Two starfish sit side by side on the sea floor. To our eyes, they are unmoving, unchanging. If we could look at them at longer intervals, in time-lapse, we would see them moving rapidly, tracing their communication web on the sea floor. If we could observe them from very close up (millimicrons) at very short intervals (nannoseconds), we would be able to see the elements of sea water passing through the starfish.
Thus, the starfish are changing at intervals too slow and too fast for our human senses to perceive. At intervals, set by the rate of communications between our cells and our contextural status, we communicate with ourself in the past (memory) to observe how our environment changed from the last time we checked.
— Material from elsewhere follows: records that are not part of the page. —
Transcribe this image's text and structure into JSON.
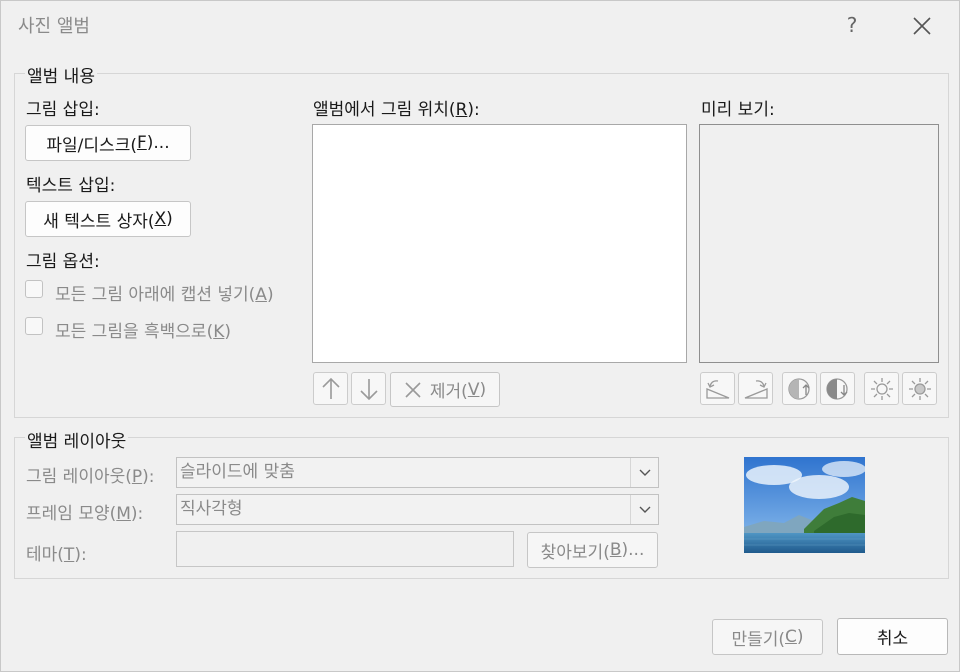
{
  "window": {
    "title": "사진 앨범",
    "help_glyph": "?",
    "close_glyph": "✕"
  },
  "album_content": {
    "legend": "앨범 내용",
    "insert_picture_label": "그림 삽입:",
    "file_disk_button": {
      "text": "파일/디스크(",
      "key": "F",
      "suffix": ")..."
    },
    "insert_text_label": "텍스트 삽입:",
    "new_textbox_button": {
      "text": "새 텍스트 상자(",
      "key": "X",
      "suffix": ")"
    },
    "picture_options_label": "그림 옵션:",
    "captions_checkbox": {
      "text": "모든 그림 아래에 캡션 넣기(",
      "key": "A",
      "suffix": ")",
      "checked": false
    },
    "bw_checkbox": {
      "text": "모든 그림을 흑백으로(",
      "key": "K",
      "suffix": ")",
      "checked": false
    },
    "pictures_in_album_label": {
      "text": "앨범에서 그림 위치(",
      "key": "R",
      "suffix": "):"
    },
    "remove_button": {
      "text": "제거(",
      "key": "V",
      "suffix": ")"
    },
    "preview_label": "미리 보기:"
  },
  "album_layout": {
    "legend": "앨범 레이아웃",
    "picture_layout_label": {
      "text": "그림 레이아웃(",
      "key": "P",
      "suffix": "):"
    },
    "picture_layout_value": "슬라이드에 맞춤",
    "frame_shape_label": {
      "text": "프레임 모양(",
      "key": "M",
      "suffix": "):"
    },
    "frame_shape_value": "직사각형",
    "theme_label": {
      "text": "테마(",
      "key": "T",
      "suffix": "):"
    },
    "theme_value": "",
    "browse_button": {
      "text": "찾아보기(",
      "key": "B",
      "suffix": ")..."
    }
  },
  "footer": {
    "create_button": {
      "text": "만들기(",
      "key": "C",
      "suffix": ")"
    },
    "cancel_button": "취소"
  },
  "colors": {
    "sky": "#3e86d8",
    "water": "#2f6fa6",
    "hills": "#3f7d3a",
    "disabled_text": "#8a8a8a"
  }
}
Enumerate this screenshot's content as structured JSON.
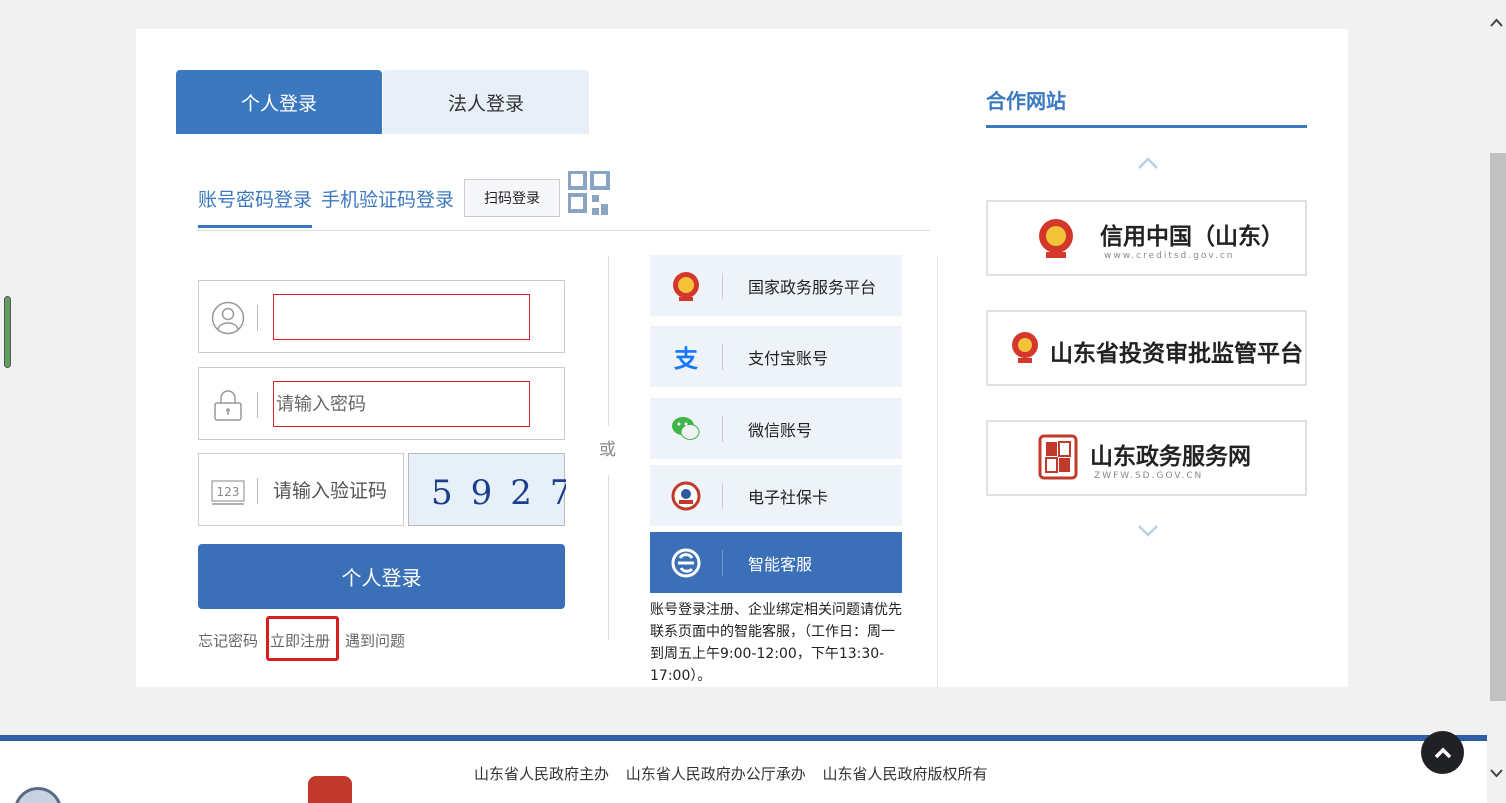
{
  "tabs": {
    "personal": "个人登录",
    "legal": "法人登录"
  },
  "subtabs": {
    "account": "账号密码登录",
    "phone": "手机验证码登录",
    "scan": "扫码登录"
  },
  "form": {
    "username_value": "",
    "password_placeholder": "请输入密码",
    "code_placeholder": "请输入验证码",
    "code_icon_text": "123",
    "captcha": "5927",
    "login_button": "个人登录"
  },
  "links": {
    "forgot": "忘记密码",
    "register": "立即注册",
    "problem": "遇到问题"
  },
  "or_text": "或",
  "third_party": [
    {
      "label": "国家政务服务平台",
      "icon": "national-emblem-icon"
    },
    {
      "label": "支付宝账号",
      "icon": "alipay-icon"
    },
    {
      "label": "微信账号",
      "icon": "wechat-icon"
    },
    {
      "label": "电子社保卡",
      "icon": "social-security-card-icon"
    },
    {
      "label": "智能客服",
      "icon": "customer-service-icon"
    }
  ],
  "service_note": "账号登录注册、企业绑定相关问题请优先联系页面中的智能客服，（工作日：周一到周五上午9:00-12:00，下午13:30-17:00）。",
  "partners": {
    "title": "合作网站",
    "sites": [
      {
        "name": "信用中国（山东）",
        "sub": "www.creditsd.gov.cn"
      },
      {
        "name": "山东省投资审批监管平台",
        "sub": ""
      },
      {
        "name": "山东政务服务网",
        "sub": "ZWFW.SD.GOV.CN"
      }
    ]
  },
  "footer": {
    "text": "山东省人民政府主办 山东省人民政府办公厅承办 山东省人民政府版权所有"
  },
  "colors": {
    "primary": "#3b78c0",
    "button": "#3b70b8",
    "highlight_red": "#d61e1e",
    "footer_bar": "#2e5fa8"
  }
}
We then project this change into an imagined future and then compare the changes again to see if the prediction was right.
If you look at an electric clock with an analog dial, you can easily see a second hand of a clock moving, but seeing the minute hand move requires patience. You can't see the hour hand move, it moves too slowly for us to perceive.
The blades of a fan, spinning at high speed, look like a circular, translucent disk. But other creatures, like a bat, can perceive at faster intervals of awareness than we can. They see fan blades as individual blades. They can even fly between the blades to get into and out of ventilated buildings.
Cells perceive changes in the frequency of light, and have an interval of awareness measured in nanno-seconds, thousands of times faster than the interval of awareness of our collective being.
Other cells of our body detect changes in microwaves, also measured in frequencies of changes far beyond our conscious interval of awareness.
Cellular communications require time for the nerve signal to propagate along the axon and time for the molecular neuro transmitters to go between one nerve cell and the next and more time to assemble all the cellular perceptions and integrate these into a perception of the whole environment.
Individuals within a society have a faster interval of awareness than the whole group.
A single fish in a school might detect a predator in 1/50th of a second. It transmits this knowledge to other fish around it by signals generated by its body movements. The other fish sense this news and respond.
Over a few seconds, the whole school modifies its behavior to the presence of the predator, even though many of the individual fish are not in a position to perceive the predator themselves.
On a human time scale, a particular discovery may appear in a scientist's mind in a second. It may take years to test the idea and put this discovery into words others can understand.
The perception is then considered by other scientists and related to information coming in from other sources. The information is either ignored or passed along to the whole community of scientists, and perhaps to the public as well.
Not long ago, this process would require months to spread throughout a particular language system and years to spread through civilization. Even if everyone thought it was an important concept.
Today, the interval of awareness of civilization is greatly accelerated. The planet is entirely covered with an electronic web of communication. Information flows through it at the speed of light. A new and important discovery becomes known to civilization within days, or even minutes, if the news is of sufficient interest.